Pour another bucketful of cold water on Seattle Mayor Mike McGinn’s dreams of a bohemian nightscape of dusk-to-dawn entertainment options in the Emerald City.

In what seems to be a conscious effort to draw comparisons to the choreographically repressed town elders from “Footloose,” auditors from the Washington State Department of Revenue are pressing hard to levy a loosely defined retail tax on cover charges for places, as one agency tax specialist put it, patrons have the opportunity to “sweat.”

The Department of Revenue discovered its right to the “dance tax” in a 1990s revision of state tax codes covering amusement and recreational activities, changes that expanded an existing tax to also cover “charges made for providing the opportunity to dance.”

From The Stranger, the Department of Revenue’s explanation of the confusing tax seems only to add a dash of the bizarre:

Other businesses that fall under the law include karaoke bars, comedy clubs, and any other venue that provides opportunities for people to “sweat,” according to [Bob Palen, a tax specialist at the Department of Revenue]. He explains it this way: “If you pay a cover charge to get in and you’re just sitting around listening to the music or whatever, if you can’t participate, there’s no sales tax. But if there’s a dance floor where you could dance—you don’t have to dance but the opportunity is there—or if there’s a microphone available for standup comedy or karaoke, there’s a tax.
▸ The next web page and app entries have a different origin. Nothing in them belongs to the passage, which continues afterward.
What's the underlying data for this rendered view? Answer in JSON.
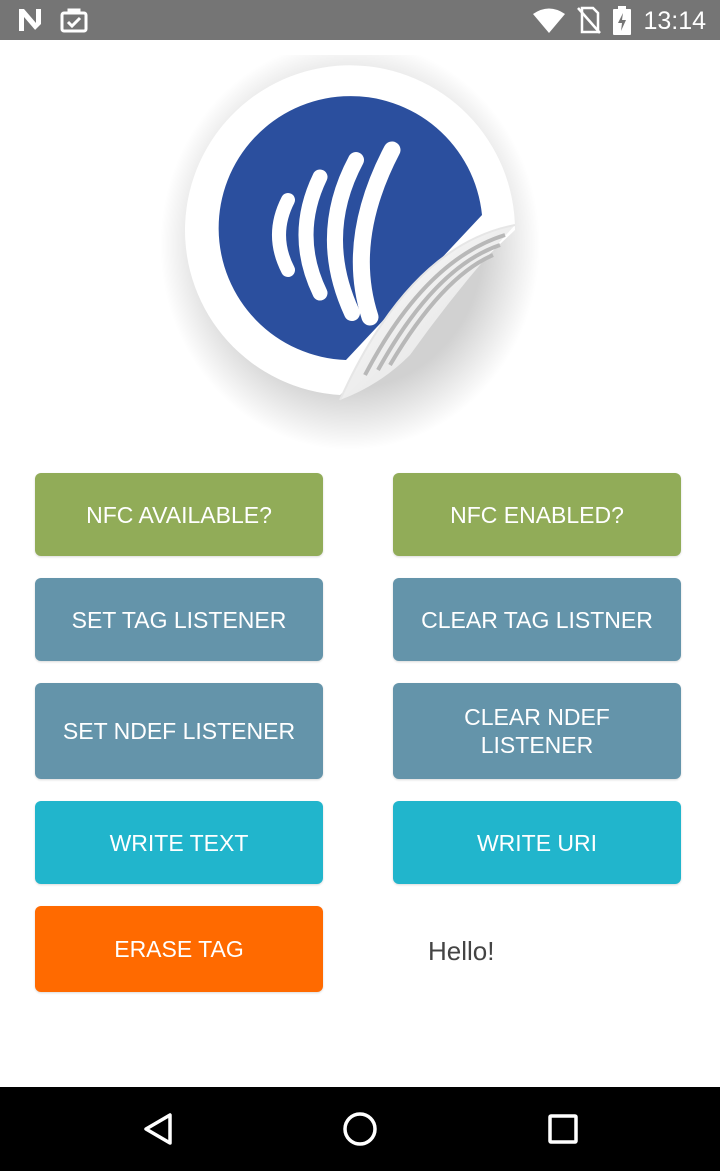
{
  "status_bar": {
    "time": "13:14",
    "icons": [
      "notification-n-icon",
      "briefcase-check-icon",
      "wifi-icon",
      "no-sim-icon",
      "battery-charging-icon"
    ]
  },
  "logo": {
    "name": "nfc-sticker-logo",
    "circle_color": "#2b4f9e"
  },
  "buttons": {
    "nfc_available": "NFC AVAILABLE?",
    "nfc_enabled": "NFC ENABLED?",
    "set_tag_listener": "SET TAG LISTENER",
    "clear_tag_listener": "CLEAR TAG LISTNER",
    "set_ndef_listener": "SET NDEF LISTENER",
    "clear_ndef_listener_line1": "CLEAR NDEF",
    "clear_ndef_listener_line2": "LISTENER",
    "write_text": "WRITE TEXT",
    "write_uri": "WRITE URI",
    "erase_tag": "ERASE TAG"
  },
  "message": "Hello!",
  "colors": {
    "green": "#91ac58",
    "slate": "#6494aa",
    "cyan": "#21b5cc",
    "orange": "#ff6a00"
  },
  "nav_bar": {
    "icons": [
      "back-icon",
      "home-icon",
      "recents-icon"
    ]
  }
}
It’s a tax on the opportunity.”

Taxing the opportunity to sweat? Don’t tell First Lady Michelle Obama who’s leading a national movement to get people to sweat more.

Although the original intent of the law was to capture some of money being generated by a then-booming aerobics craze, the vague wording of the code (and some would say creative interpretation by tax wranglers) has become a gill net for auditors in which many nightclubs and entertainment venues claim to have been ensnared without notice. The retroactive taxes levied by auditors on some bewildered operators have been in the mid six figures.
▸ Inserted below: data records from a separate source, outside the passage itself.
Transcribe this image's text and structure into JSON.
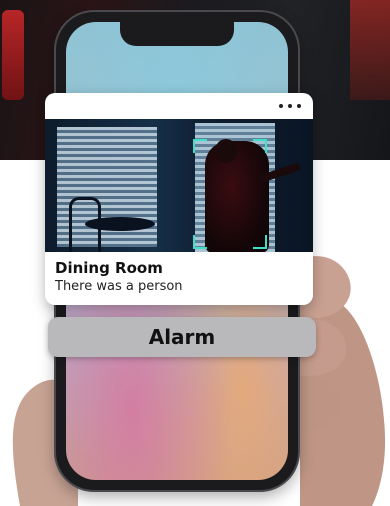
{
  "notification": {
    "room": "Dining Room",
    "message": "There was a person"
  },
  "actions": {
    "alarm_label": "Alarm"
  },
  "colors": {
    "detection_box": "#3ee0c8",
    "card_background": "#ffffff",
    "alarm_button": "#b9b9bb"
  },
  "icons": {
    "menu": "more-horizontal-icon"
  }
}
The latest to be caught in the net is the Century Ballroom, a downtown Seattle dancing venue that owners say faces closure because of a $90,000 bill due soon for penalties on unpaid dance taxes, taxes they believe were assessed without notice after the Department of Revenue creatively reinterpreted the law.

From an advertisement on the Century Ballroom website of an event designed to raise enough funds to keep the doors open:
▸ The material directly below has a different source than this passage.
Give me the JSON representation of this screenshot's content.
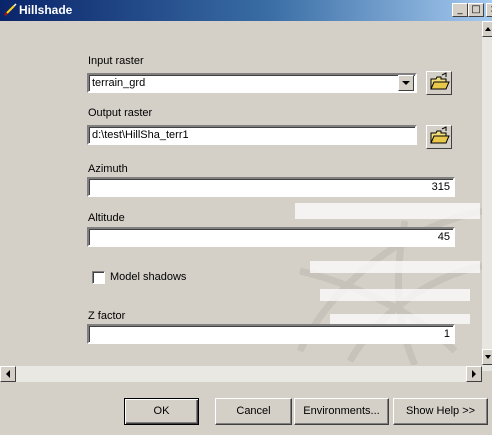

Two years ago Washington’s Department of Revenue reinterpreted an obscure tax and, without notice, started applying it to businesses such as ours. This has become known as the “opportunity to dance” tax.

…[T]he State started to enforce this tax by selectively auditing several local nightclubs and one dance hall, the Century Ballroom. We are now faced with a penalty of $90,000, due in three months. With the threat of this looming for almost two years, we have been altering our programming and adjusting prices while negotiating with the State. Unfortunately, our efforts have fallen far short of raising the required funds.

For those who may feel that businesses like the Century Ballroom should have to pay their fair share along with everyone else, rest assured that the dance tax is not the only revenue the state draws from such places. Retail sales taxes on the sale of food, liquor, etc., commercial property taxes, taxes imposed on all manner of must-haves like liability insurance, those and others exist on the way to a bottom line for entertainment providers that is typically thin to begin with.

Several legislators in Olympia have proposed a fix that could realign the relevant tax code to cover a more logical set of activities, in essence repealing the “opportunity to dance tax.” Senate Bill 5613 would revise the WAC to clarify that cover charges are not retail sales.

SB 5613 is currently slated for a public hearing on Thursday, Feb. 21 at 3:30 pm.